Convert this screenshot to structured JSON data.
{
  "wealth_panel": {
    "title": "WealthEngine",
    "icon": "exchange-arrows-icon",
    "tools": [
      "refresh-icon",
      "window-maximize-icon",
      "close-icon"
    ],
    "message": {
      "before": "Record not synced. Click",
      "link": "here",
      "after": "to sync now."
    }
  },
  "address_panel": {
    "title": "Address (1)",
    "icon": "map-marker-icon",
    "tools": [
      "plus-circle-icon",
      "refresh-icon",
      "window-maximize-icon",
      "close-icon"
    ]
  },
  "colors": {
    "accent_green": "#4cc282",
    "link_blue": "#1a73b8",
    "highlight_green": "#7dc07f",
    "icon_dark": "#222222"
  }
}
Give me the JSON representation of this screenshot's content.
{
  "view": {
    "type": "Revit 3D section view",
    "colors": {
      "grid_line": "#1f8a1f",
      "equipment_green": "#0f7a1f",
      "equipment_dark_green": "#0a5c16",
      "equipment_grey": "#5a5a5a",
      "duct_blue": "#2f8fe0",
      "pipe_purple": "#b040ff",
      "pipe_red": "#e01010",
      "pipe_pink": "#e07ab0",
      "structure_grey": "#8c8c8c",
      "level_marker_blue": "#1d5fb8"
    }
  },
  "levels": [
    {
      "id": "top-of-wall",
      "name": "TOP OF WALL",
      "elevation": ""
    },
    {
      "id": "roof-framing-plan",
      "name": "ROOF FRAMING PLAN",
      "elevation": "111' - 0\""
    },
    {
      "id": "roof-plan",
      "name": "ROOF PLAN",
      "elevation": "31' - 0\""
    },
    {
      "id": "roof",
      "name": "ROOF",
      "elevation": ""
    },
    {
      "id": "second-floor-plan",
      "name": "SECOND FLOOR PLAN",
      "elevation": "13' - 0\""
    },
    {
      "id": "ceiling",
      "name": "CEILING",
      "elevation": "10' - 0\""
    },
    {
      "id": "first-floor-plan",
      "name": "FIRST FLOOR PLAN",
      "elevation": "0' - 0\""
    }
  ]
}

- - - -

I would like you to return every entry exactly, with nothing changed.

Convert this screenshot to structured JSON data.
{
  "wealth_panel": {
    "title": "WealthEngine",
    "icon": "exchange-arrows-icon",
    "tools": [
      "refresh-icon",
      "window-maximize-icon",
      "close-icon"
    ],
    "message": {
      "before": "Record not synced. Click",
      "link": "here",
      "after": "to sync now."
    }
  },
  "address_panel": {
    "title": "Address (1)",
    "icon": "map-marker-icon",
    "tools": [
      "plus-circle-icon",
      "refresh-icon",
      "window-maximize-icon",
      "close-icon"
    ]
  },
  "colors": {
    "accent_green": "#4cc282",
    "link_blue": "#1a73b8",
    "highlight_green": "#7dc07f",
    "icon_dark": "#222222"
  }
}
Give me the JSON representation of this screenshot's content.
{
  "view": {
    "type": "Revit 3D section view",
    "colors": {
      "grid_line": "#1f8a1f",
      "equipment_green": "#0f7a1f",
      "equipment_dark_green": "#0a5c16",
      "equipment_grey": "#5a5a5a",
      "duct_blue": "#2f8fe0",
      "pipe_purple": "#b040ff",
      "pipe_red": "#e01010",
      "pipe_pink": "#e07ab0",
      "structure_grey": "#8c8c8c",
      "level_marker_blue": "#1d5fb8"
    }
  },
  "levels": [
    {
      "id": "top-of-wall",
      "name": "TOP OF WALL",
      "elevation": ""
    },
    {
      "id": "roof-framing-plan",
      "name": "ROOF FRAMING PLAN",
      "elevation": "111' - 0\""
    },
    {
      "id": "roof-plan",
      "name": "ROOF PLAN",
      "elevation": "31' - 0\""
    },
    {
      "id": "roof",
      "name": "ROOF",
      "elevation": ""
    },
    {
      "id": "second-floor-plan",
      "name": "SECOND FLOOR PLAN",
      "elevation": "13' - 0\""
    },
    {
      "id": "ceiling",
      "name": "CEILING",
      "elevation": "10' - 0\""
    },
    {
      "id": "first-floor-plan",
      "name": "FIRST FLOOR PLAN",
      "elevation": "0' - 0\""
    }
  ]
}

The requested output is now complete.